X-Ray microCT reveals the root 3D architectures of wild type (left) and Egt1 mutant (right) barley. Credit: Dr Riccardo Fusi (University of Nottingham)

Researchers have discovered a new gene in barley and wheat that controls the angle of root growth in soil, opening the door to new cereal varieties with deeper roots that are less susceptible to drought and nutrient stress, thus mitigating the effects of climate change.

“The angle at which barley roots grow down into the soil enables them to capture  and nutrients from different soil layers,” said Dr. Haoyu (Mia) Lou from the University of Adelaide’s School of Agriculture, Food and Wine who was joint first author on the study.

“Shallow roots enable plants to capture phosphate and , while deeper, straighter roots can stabilize yield by accessing deeper water and nitrate; they can also bury carbon deeper in the soil.”

Working alongside scientists from the UK, Italy, Germany and the U.S. the team identified a  called Enhanced Gravitropism 1 (EGT1) in barley.

“By identifying the genes that control root growth angle we can greatly aid efforts to develop crops that are better adapted to specific soil types and more resilient to fluctuating , helping to mitigate carbon burden and counter the effects of climate change,” said Dr. Lou.

“We have found that mutants lacking function of the EGT1 gene exhibit a steeper growth angle in all classes of roots.

“Remarkably, the roots behave as if they are overly sensitive to gravity—they are unable to grow outwards from the plant, and instead grow straight down.”

Designing roots to reach new depths could help carbon storage in soil
X-ray micro-computed tomography scan image of Morex (wild-type) and egt1 (mutant) roots in soil, showing major differences in seminal root growth angle.
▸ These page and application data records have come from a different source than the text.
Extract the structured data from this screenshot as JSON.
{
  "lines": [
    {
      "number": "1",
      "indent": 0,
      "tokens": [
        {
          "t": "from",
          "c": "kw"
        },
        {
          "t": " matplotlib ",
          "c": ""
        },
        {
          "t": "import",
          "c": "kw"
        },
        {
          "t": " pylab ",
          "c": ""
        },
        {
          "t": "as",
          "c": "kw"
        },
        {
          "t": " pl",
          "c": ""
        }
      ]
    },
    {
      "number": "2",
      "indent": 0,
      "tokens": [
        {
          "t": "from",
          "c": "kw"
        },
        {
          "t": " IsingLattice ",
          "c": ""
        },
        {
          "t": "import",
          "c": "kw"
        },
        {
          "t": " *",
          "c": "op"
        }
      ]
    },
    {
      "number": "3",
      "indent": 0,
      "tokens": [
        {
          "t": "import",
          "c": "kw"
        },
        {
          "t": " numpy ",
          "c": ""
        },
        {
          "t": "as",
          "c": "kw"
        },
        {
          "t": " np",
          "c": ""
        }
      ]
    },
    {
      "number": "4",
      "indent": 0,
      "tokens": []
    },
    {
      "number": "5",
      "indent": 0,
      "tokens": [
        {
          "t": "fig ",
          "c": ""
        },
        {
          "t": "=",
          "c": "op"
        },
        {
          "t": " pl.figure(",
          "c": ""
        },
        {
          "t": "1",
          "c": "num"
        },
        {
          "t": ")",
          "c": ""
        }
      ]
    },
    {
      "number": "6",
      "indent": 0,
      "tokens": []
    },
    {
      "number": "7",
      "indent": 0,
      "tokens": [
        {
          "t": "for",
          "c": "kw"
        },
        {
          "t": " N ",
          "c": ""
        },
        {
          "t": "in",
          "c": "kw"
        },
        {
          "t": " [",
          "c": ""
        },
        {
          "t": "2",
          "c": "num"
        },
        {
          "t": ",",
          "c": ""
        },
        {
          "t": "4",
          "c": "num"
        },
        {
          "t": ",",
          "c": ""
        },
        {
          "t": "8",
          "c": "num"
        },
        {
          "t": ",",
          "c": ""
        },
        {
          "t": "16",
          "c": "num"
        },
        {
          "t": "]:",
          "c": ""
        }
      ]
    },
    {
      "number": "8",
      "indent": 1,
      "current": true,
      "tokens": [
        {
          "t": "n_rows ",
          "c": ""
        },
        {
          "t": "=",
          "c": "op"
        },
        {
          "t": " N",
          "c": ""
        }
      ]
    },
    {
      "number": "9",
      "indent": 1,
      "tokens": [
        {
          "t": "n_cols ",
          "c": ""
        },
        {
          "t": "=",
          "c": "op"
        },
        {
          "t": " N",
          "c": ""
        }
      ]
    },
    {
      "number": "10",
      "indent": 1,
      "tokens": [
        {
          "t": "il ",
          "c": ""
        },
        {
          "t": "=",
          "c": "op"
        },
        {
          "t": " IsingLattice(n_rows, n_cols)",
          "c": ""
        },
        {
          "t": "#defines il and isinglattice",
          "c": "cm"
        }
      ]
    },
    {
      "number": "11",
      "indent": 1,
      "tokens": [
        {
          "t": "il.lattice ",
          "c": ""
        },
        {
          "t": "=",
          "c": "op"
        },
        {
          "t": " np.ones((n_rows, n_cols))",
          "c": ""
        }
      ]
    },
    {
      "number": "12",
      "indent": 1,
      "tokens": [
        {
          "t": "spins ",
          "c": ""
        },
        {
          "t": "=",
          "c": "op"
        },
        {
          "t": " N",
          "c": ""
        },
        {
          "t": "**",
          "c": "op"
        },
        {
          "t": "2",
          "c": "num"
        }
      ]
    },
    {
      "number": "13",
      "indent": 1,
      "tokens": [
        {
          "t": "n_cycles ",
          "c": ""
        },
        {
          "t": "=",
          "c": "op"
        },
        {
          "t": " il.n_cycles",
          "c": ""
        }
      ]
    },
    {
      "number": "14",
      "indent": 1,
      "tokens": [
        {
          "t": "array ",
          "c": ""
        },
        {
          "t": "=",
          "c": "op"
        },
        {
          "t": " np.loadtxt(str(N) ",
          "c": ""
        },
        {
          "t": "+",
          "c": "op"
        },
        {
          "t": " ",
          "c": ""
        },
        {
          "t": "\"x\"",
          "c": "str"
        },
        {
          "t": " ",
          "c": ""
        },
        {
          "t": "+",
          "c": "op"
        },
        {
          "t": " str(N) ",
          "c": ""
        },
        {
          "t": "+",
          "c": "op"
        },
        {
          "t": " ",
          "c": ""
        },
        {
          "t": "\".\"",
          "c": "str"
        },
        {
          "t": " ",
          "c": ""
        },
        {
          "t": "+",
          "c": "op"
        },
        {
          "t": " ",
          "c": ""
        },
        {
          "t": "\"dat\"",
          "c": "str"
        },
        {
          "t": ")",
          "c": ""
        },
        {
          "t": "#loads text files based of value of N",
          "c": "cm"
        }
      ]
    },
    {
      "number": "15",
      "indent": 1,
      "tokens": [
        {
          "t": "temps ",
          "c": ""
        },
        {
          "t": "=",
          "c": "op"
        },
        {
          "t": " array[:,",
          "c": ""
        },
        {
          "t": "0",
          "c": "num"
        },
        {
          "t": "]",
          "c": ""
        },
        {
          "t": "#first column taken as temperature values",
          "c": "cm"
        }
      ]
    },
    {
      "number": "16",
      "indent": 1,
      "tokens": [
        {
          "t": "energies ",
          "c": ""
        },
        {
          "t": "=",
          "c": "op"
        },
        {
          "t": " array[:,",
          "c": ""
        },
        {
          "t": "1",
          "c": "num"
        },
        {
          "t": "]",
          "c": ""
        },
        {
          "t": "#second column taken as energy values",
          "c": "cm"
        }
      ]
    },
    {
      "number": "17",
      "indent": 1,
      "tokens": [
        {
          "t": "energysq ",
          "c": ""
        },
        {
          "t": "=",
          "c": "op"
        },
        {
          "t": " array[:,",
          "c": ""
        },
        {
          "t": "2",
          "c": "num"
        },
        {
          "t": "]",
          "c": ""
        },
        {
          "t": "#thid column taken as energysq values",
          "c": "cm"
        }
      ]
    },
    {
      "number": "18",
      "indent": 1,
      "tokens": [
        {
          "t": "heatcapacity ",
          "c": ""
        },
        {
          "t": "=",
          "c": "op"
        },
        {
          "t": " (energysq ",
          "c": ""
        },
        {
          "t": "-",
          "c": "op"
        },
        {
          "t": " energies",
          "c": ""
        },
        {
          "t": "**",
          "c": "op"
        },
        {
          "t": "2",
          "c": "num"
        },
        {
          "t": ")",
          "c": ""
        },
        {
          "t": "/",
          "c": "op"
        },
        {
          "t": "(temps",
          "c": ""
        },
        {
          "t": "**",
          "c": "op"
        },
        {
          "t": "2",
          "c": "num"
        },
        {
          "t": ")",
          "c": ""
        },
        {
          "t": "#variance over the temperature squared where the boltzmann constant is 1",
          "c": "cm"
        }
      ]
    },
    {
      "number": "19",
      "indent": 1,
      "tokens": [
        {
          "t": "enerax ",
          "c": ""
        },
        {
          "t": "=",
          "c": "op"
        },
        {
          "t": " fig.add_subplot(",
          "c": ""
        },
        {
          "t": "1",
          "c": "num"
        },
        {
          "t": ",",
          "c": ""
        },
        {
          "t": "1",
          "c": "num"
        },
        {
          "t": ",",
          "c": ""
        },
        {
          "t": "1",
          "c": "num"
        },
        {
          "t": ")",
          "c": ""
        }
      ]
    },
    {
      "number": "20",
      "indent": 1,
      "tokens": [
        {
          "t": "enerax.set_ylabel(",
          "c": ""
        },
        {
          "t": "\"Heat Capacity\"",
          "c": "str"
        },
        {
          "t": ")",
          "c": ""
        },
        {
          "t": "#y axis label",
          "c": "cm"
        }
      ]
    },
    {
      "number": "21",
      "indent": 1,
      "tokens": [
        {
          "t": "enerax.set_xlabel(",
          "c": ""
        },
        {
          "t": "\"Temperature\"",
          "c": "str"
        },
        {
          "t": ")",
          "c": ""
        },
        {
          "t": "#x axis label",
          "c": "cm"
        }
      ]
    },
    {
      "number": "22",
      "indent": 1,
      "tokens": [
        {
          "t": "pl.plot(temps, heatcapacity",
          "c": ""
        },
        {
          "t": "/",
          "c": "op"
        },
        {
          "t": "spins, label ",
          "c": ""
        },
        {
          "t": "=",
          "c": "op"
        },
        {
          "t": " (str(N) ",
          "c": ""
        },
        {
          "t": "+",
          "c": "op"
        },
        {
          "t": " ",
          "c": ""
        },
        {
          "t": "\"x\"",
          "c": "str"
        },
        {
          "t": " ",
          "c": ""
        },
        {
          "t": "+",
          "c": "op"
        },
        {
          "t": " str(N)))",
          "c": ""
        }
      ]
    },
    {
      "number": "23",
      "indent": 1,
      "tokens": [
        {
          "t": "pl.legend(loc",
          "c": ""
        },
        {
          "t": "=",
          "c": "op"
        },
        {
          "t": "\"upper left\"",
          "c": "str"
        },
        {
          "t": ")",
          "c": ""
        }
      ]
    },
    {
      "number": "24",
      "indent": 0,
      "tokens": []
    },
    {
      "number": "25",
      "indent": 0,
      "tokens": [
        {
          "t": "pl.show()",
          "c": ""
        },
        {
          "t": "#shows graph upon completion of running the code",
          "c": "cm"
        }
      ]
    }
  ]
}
Mutant roots show steeper root phenotype compared to the wild-type. Credit: Dr. Riccardo Fusi, University of Nottingham.

Australian farmers face a wide range of risks, but they are particularly exposed to variability in climate which has a flow-on effect to commodity prices. Severe droughts are frequent and prolonged with eastern and south-eastern parts of the country particularly badly affected. Coupled with rising fertilizer costs and increased pressure to achieve sustainability, there is a pressing need to develop new crop varieties better able to capture nutrients, carbon and water.

Co-author Associate Professor Matthew Tucker, Deputy Director of the Waite Research Institute said: “These findings were made possible through exciting technologies such as X-ray CT, enabling  growth to be traced in . They could immediately help cereal breeders to select varieties with straighter roots from their genetic stocks, or aid in the development and deployment of new EGT1 alleles in the near future.”

Dr. Lou undertook the research as part of a joint Ph.D. program with the University of Nottingham, UK. The team’s findings have been published in the journal Proceedings of the National Academy of Sciences (PNAS).